The designation of joint tenancy or tenants in common is generally related to real estate matters. This designation deals with how the real property is titled. Joint tenancy gives the right of survivorship. This means that if one party dies, the property or bank account is automatically considered to belong to the surviving partner. Joint tenancy provides equal and unlimited access to the property in question to both parties. Joint tenancy does not require that each person named on the title contribute equally to the upkeep. Owners can choose to share in the benefits of the property without equally sharing expenses. Joint tenancy is generally used in the case of married people.
Being tenants in common can lessen the legal hold each person has on the property. A designation of tenants in common can also create issues of legal responsibility. Tenancy in common is beneficial when two or more people buy a piece of real estate but each contributes a different amount of money. In a tenancy in common scenario, each party holds a percentage of interest in the property rather than the 100% unlimited right to access as joint tenants. Tenancy in common should only be chosen if all parties involved have made out valid wills. Each member of a tenancy in common should will their interest in the property to their chosen survivors.

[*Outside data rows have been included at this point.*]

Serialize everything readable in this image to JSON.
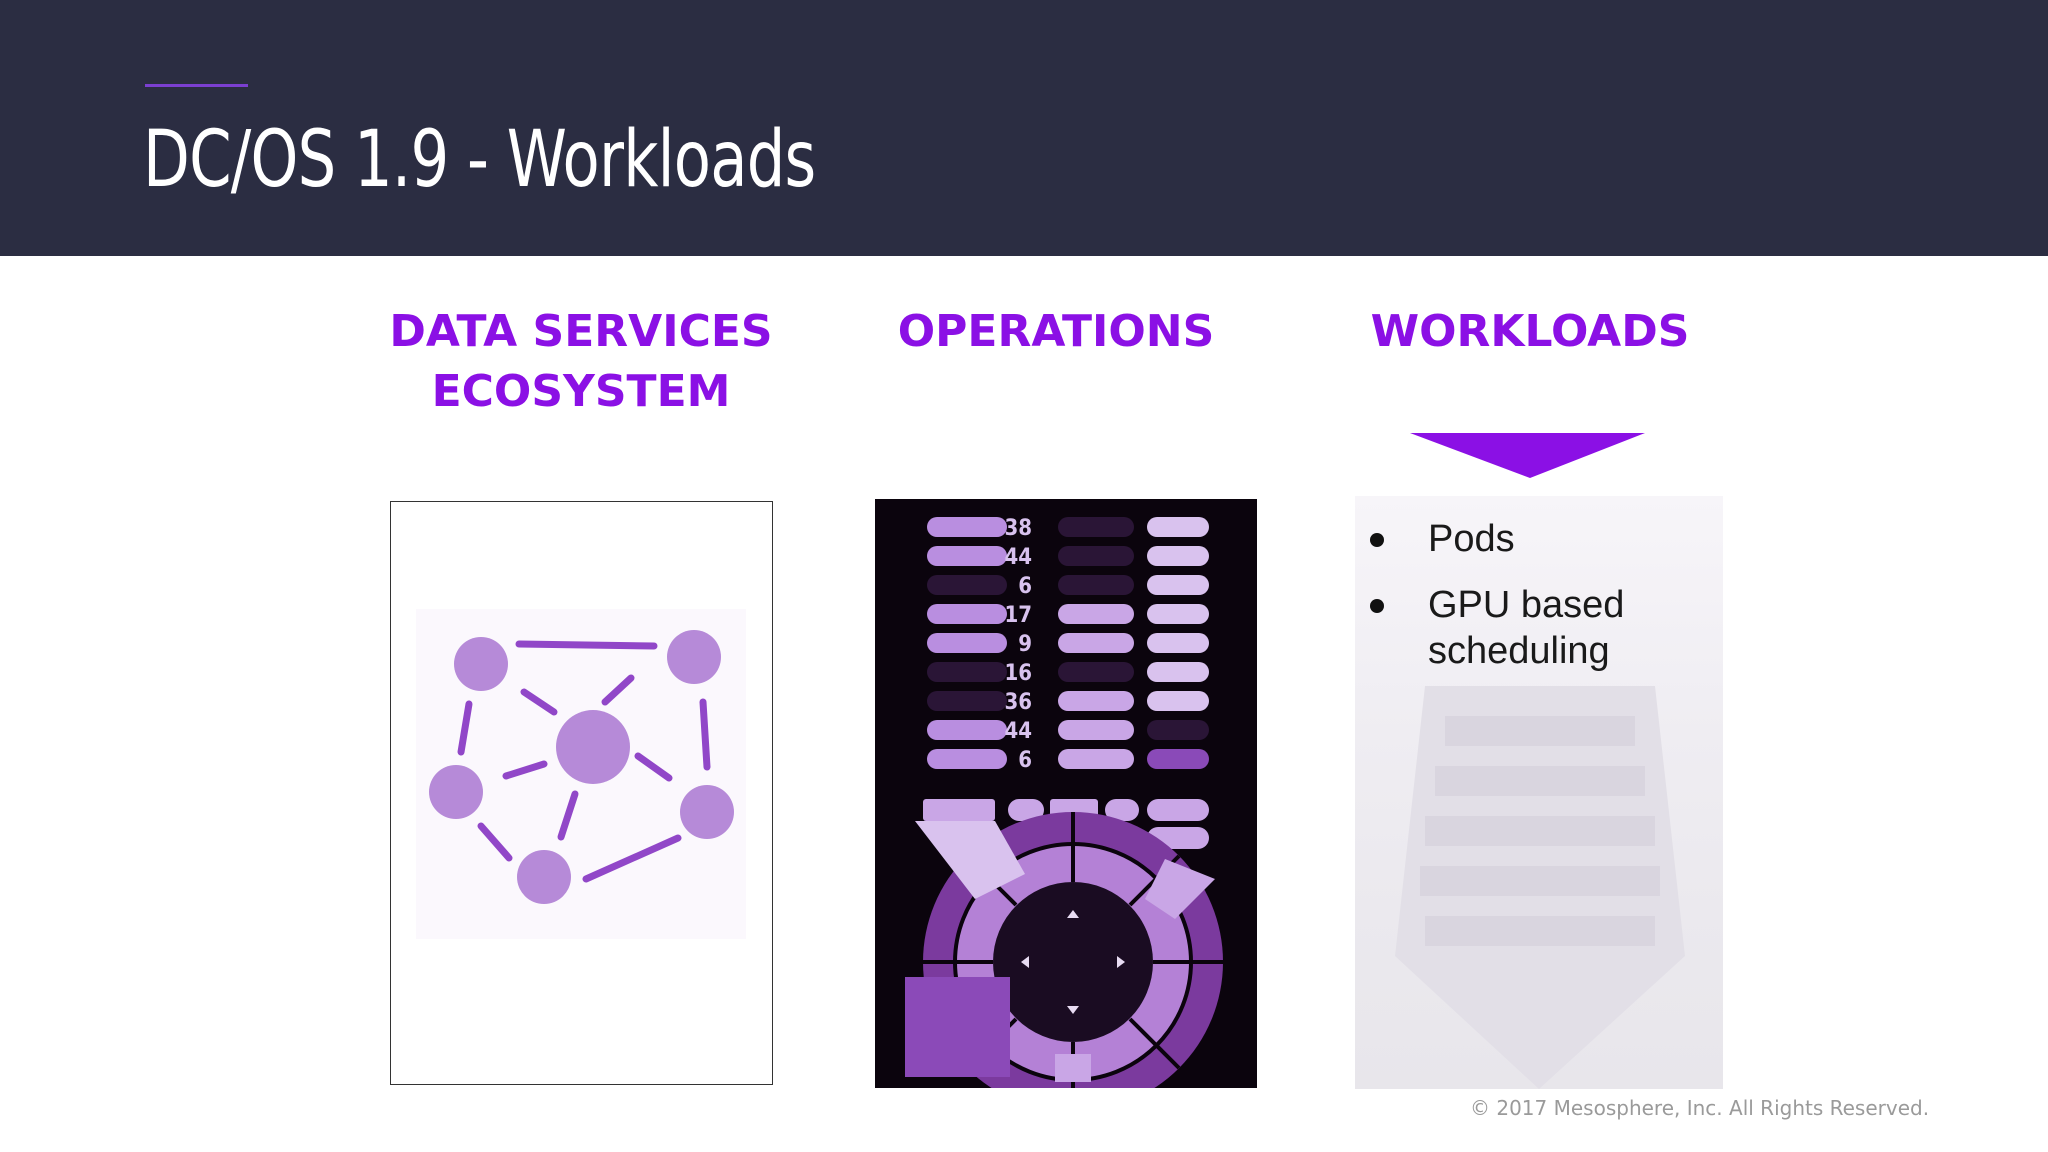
{
  "slide": {
    "title": "DC/OS 1.9 - Workloads",
    "accent_color": "#7b3fd1",
    "header_bg": "#2b2d42",
    "heading_color": "#8b10e5"
  },
  "columns": [
    {
      "title_lines": [
        "DATA SERVICES",
        "ECOSYSTEM"
      ],
      "image": "network-graph-icon"
    },
    {
      "title_lines": [
        "OPERATIONS"
      ],
      "image": "control-panel-icon"
    },
    {
      "title_lines": [
        "WORKLOADS"
      ],
      "image": "container-ship-icon",
      "bullets": [
        "Pods",
        "GPU based scheduling"
      ]
    }
  ],
  "ops_panel": {
    "numbers": [
      "38",
      "44",
      "6",
      "17",
      "9",
      "16",
      "36",
      "44",
      "6"
    ]
  },
  "footer": {
    "copyright": "© 2017 Mesosphere, Inc. All Rights Reserved."
  }
}
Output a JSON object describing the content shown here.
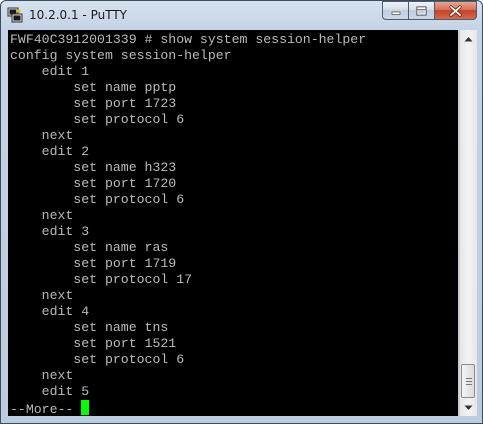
{
  "window": {
    "title": "10.2.0.1 - PuTTY",
    "icon": "putty-app-icon",
    "buttons": [
      "minimize",
      "maximize",
      "close"
    ]
  },
  "terminal": {
    "lines": [
      "FWF40C3912001339 # show system session-helper",
      "config system session-helper",
      "    edit 1",
      "        set name pptp",
      "        set port 1723",
      "        set protocol 6",
      "    next",
      "    edit 2",
      "        set name h323",
      "        set port 1720",
      "        set protocol 6",
      "    next",
      "    edit 3",
      "        set name ras",
      "        set port 1719",
      "        set protocol 17",
      "    next",
      "    edit 4",
      "        set name tns",
      "        set port 1521",
      "        set protocol 6",
      "    next",
      "    edit 5"
    ],
    "pager_prompt": "--More-- ",
    "text_color": "#bbbbbb",
    "background_color": "#000000",
    "cursor_color": "#00ff00"
  },
  "scrollbar": {
    "up_icon": "scroll-up-arrow-icon",
    "down_icon": "scroll-down-arrow-icon"
  }
}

Deciding whether to title property as joint tenancy or tenants in common is a serious issue; if you are unsure, call me with your questions or concerns at (858) 792-5988 or talk to a knowledgeable estate planning attorney in your area.